The goal of this project is to advance magnetic bioprinting to produce 3D tissue culture relevant models that are more representative of the complexity found in cancer providing greater accuracy in evaluating anti-cancer agents. This will be made available worldwide to the biomedical research community focused on cancer biology research, early drug discovery and clinical studies. Success will improve the quality and speed of 3D spheroid manufacturing and have a direct impact on; (i) high throughput screening automation providing a cost effective screening assay for drug discovery; (ii) enhance basic cancer research providing a more accurate in vitro model; (iii) accelerate FDA approved drug repurposing and reformulation studies that are needed to establish precision/personalize medicine against cultured biopsies from cancer patients.
|Wolff, Robert A; Wang-Gillam, Andrea; Alvarez, Hector et al. (2018) Dynamic changes during the treatment of pancreatic cancer. Oncotarget 9:14764-14790|
|Kota, Smitha; Hou, Shurong; Guerrant, William et al. (2018) A novel three-dimensional high-throughput screening approach identifies inducers of a mutant KRAS selective lethal phenotype. Oncogene 37:4372-4384|
|Hou, Shurong; Tiriac, Hervé; Sridharan, Banu Priya et al. (2018) Advanced Development of Primary Pancreatic Organoid Tumor Models for High-Throughput Phenotypic Drug Screening. SLAS Discov 23:574-584|
|Singhera, Fakhar; Cooper, Emily; Scampavia, Louis et al. (2018) Using bead injection to model dispensing of 3-D multicellular spheroids into microtiter plates. Talanta 177:74-76|
|Quereda, Victor; Hou, Shurong; Madoux, Franck et al. (2018) A Cytotoxic Three-Dimensional-Spheroid, High-Throughput Assay Using Patient-Derived Glioma Stem Cells. SLAS Discov 23:842-849|
|Hou, Shurong; Madoux, Franck; Scampavia, Louis et al. (2017) Drug Library Screening for the Identification of Ionophores That Correct the Mistrafficking Disorder Associated with Oxalosis Kidney Disease.
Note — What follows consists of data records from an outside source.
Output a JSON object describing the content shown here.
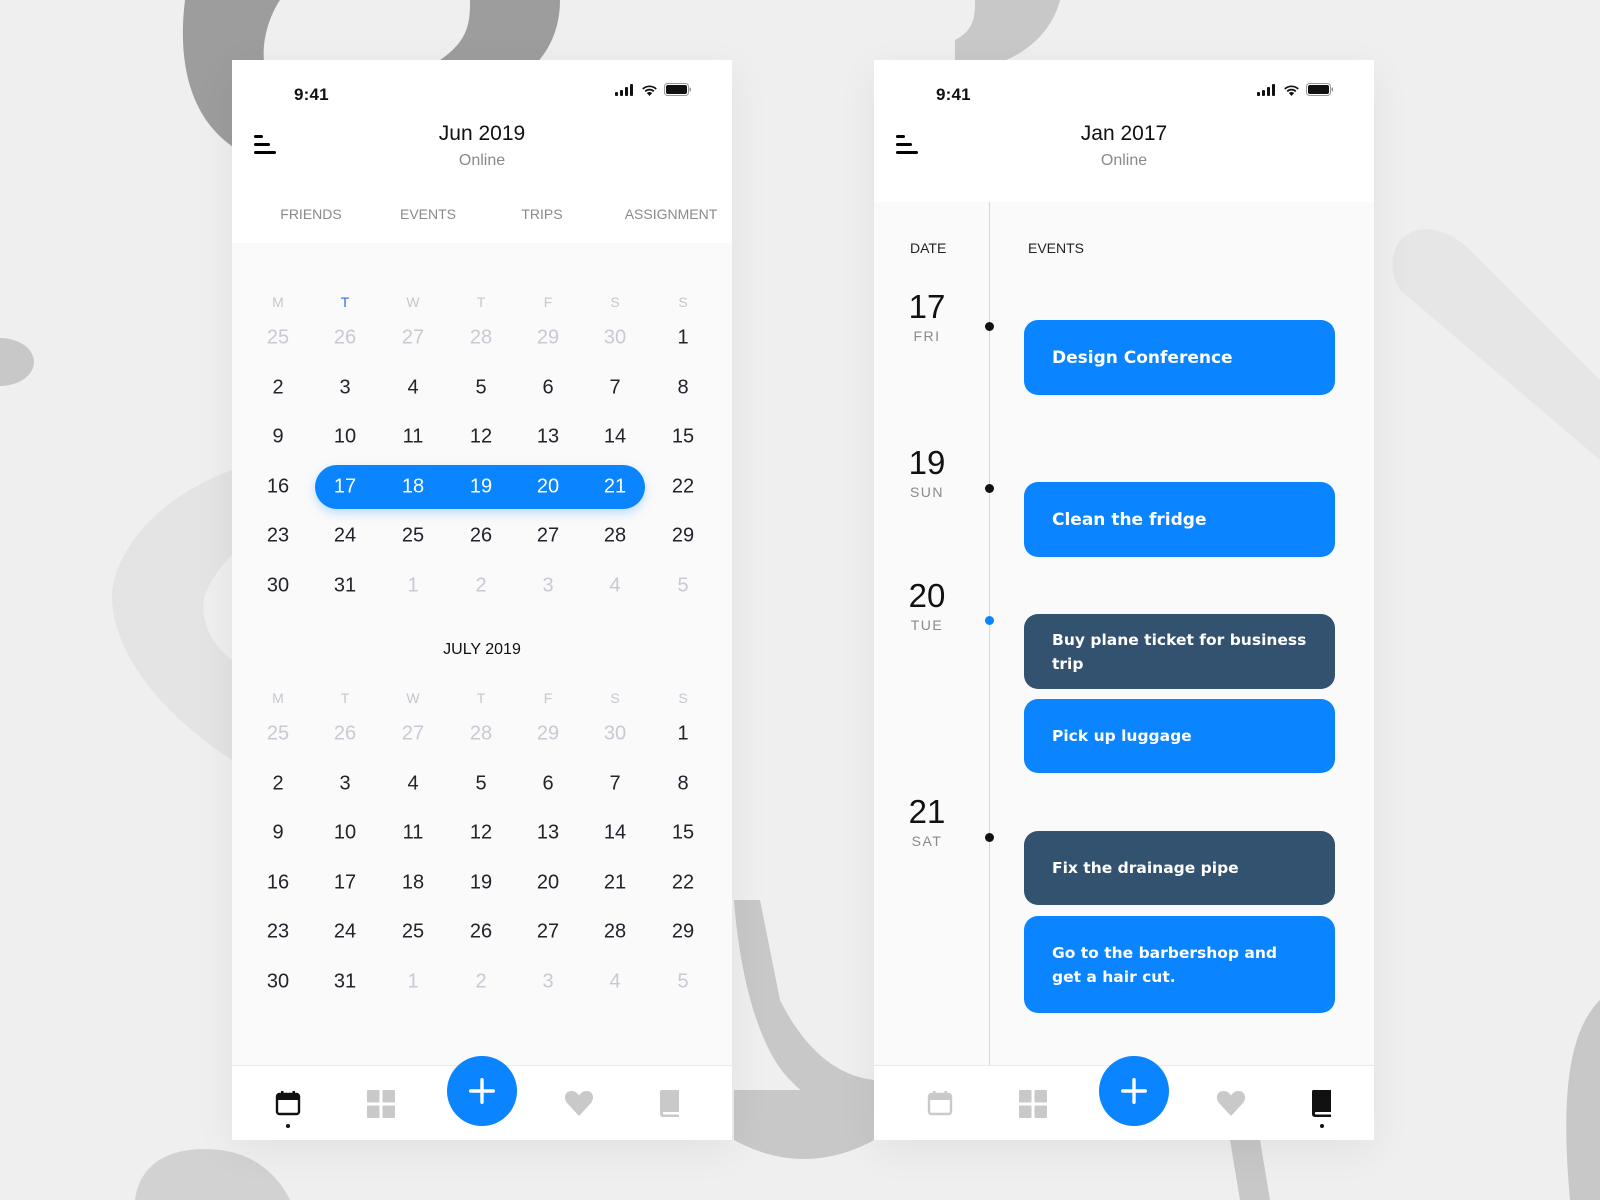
{
  "colors": {
    "accent": "#0a84ff",
    "dark_event": "#33526f",
    "background": "#efefef"
  },
  "phone1": {
    "status_time": "9:41",
    "title": "Jun 2019",
    "subtitle": "Online",
    "tabs": [
      {
        "label": "FRIENDS"
      },
      {
        "label": "EVENTS"
      },
      {
        "label": "TRIPS"
      },
      {
        "label": "ASSIGNMENT"
      }
    ],
    "calendars": [
      {
        "label": "",
        "weekdays": [
          "M",
          "T",
          "W",
          "T",
          "F",
          "S",
          "S"
        ],
        "active_weekday_index": 1,
        "weeks": [
          [
            {
              "d": "25",
              "m": true
            },
            {
              "d": "26",
              "m": true
            },
            {
              "d": "27",
              "m": true
            },
            {
              "d": "28",
              "m": true
            },
            {
              "d": "29",
              "m": true
            },
            {
              "d": "30",
              "m": true
            },
            {
              "d": "1"
            }
          ],
          [
            {
              "d": "2"
            },
            {
              "d": "3"
            },
            {
              "d": "4"
            },
            {
              "d": "5"
            },
            {
              "d": "6"
            },
            {
              "d": "7"
            },
            {
              "d": "8"
            }
          ],
          [
            {
              "d": "9"
            },
            {
              "d": "10"
            },
            {
              "d": "11"
            },
            {
              "d": "12"
            },
            {
              "d": "13"
            },
            {
              "d": "14"
            },
            {
              "d": "15"
            }
          ],
          [
            {
              "d": "16"
            },
            {
              "d": "17",
              "s": true
            },
            {
              "d": "18",
              "s": true
            },
            {
              "d": "19",
              "s": true
            },
            {
              "d": "20",
              "s": true
            },
            {
              "d": "21",
              "s": true
            },
            {
              "d": "22"
            }
          ],
          [
            {
              "d": "23"
            },
            {
              "d": "24"
            },
            {
              "d": "25"
            },
            {
              "d": "26"
            },
            {
              "d": "27"
            },
            {
              "d": "28"
            },
            {
              "d": "29"
            }
          ],
          [
            {
              "d": "30"
            },
            {
              "d": "31"
            },
            {
              "d": "1",
              "m": true
            },
            {
              "d": "2",
              "m": true
            },
            {
              "d": "3",
              "m": true
            },
            {
              "d": "4",
              "m": true
            },
            {
              "d": "5",
              "m": true
            }
          ]
        ],
        "selected_range": {
          "week": 3,
          "from": 1,
          "to": 5
        }
      },
      {
        "label": "JULY 2019",
        "weekdays": [
          "M",
          "T",
          "W",
          "T",
          "F",
          "S",
          "S"
        ],
        "active_weekday_index": -1,
        "weeks": [
          [
            {
              "d": "25",
              "m": true
            },
            {
              "d": "26",
              "m": true
            },
            {
              "d": "27",
              "m": true
            },
            {
              "d": "28",
              "m": true
            },
            {
              "d": "29",
              "m": true
            },
            {
              "d": "30",
              "m": true
            },
            {
              "d": "1"
            }
          ],
          [
            {
              "d": "2"
            },
            {
              "d": "3"
            },
            {
              "d": "4"
            },
            {
              "d": "5"
            },
            {
              "d": "6"
            },
            {
              "d": "7"
            },
            {
              "d": "8"
            }
          ],
          [
            {
              "d": "9"
            },
            {
              "d": "10"
            },
            {
              "d": "11"
            },
            {
              "d": "12"
            },
            {
              "d": "13"
            },
            {
              "d": "14"
            },
            {
              "d": "15"
            }
          ],
          [
            {
              "d": "16"
            },
            {
              "d": "17"
            },
            {
              "d": "18"
            },
            {
              "d": "19"
            },
            {
              "d": "20"
            },
            {
              "d": "21"
            },
            {
              "d": "22"
            }
          ],
          [
            {
              "d": "23"
            },
            {
              "d": "24"
            },
            {
              "d": "25"
            },
            {
              "d": "26"
            },
            {
              "d": "27"
            },
            {
              "d": "28"
            },
            {
              "d": "29"
            }
          ],
          [
            {
              "d": "30"
            },
            {
              "d": "31"
            },
            {
              "d": "1",
              "m": true
            },
            {
              "d": "2",
              "m": true
            },
            {
              "d": "3",
              "m": true
            },
            {
              "d": "4",
              "m": true
            },
            {
              "d": "5",
              "m": true
            }
          ]
        ]
      }
    ],
    "bottom_nav": {
      "active": "calendar",
      "items": [
        "calendar",
        "grid",
        "add",
        "heart",
        "book"
      ]
    }
  },
  "phone2": {
    "status_time": "9:41",
    "title": "Jan 2017",
    "subtitle": "Online",
    "column_headers": {
      "date": "DATE",
      "events": "EVENTS"
    },
    "days": [
      {
        "num": "17",
        "dow": "FRI",
        "dot": "black",
        "events": [
          {
            "title": "Design Conference",
            "style": "blue"
          }
        ]
      },
      {
        "num": "19",
        "dow": "SUN",
        "dot": "black",
        "events": [
          {
            "title": "Clean the fridge",
            "style": "blue"
          }
        ]
      },
      {
        "num": "20",
        "dow": "TUE",
        "dot": "blue",
        "events": [
          {
            "title": "Buy plane ticket for business trip",
            "style": "dark"
          },
          {
            "title": "Pick up luggage",
            "style": "blue"
          }
        ]
      },
      {
        "num": "21",
        "dow": "SAT",
        "dot": "black",
        "events": [
          {
            "title": "Fix the drainage pipe",
            "style": "dark"
          },
          {
            "title": "Go to the barbershop and get a hair cut.",
            "style": "blue"
          }
        ]
      }
    ],
    "bottom_nav": {
      "active": "book",
      "items": [
        "calendar",
        "grid",
        "add",
        "heart",
        "book"
      ]
    }
  }
}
SLAS Discov 22:887-896|
|Madoux, Franck; Tanner, Allison; Vessels, Michelle et al. (2017) A 1536-Well 3D Viability Assay to Assess the Cytotoxic Effect of Drugs on Spheroids. SLAS Discov 22:516-524|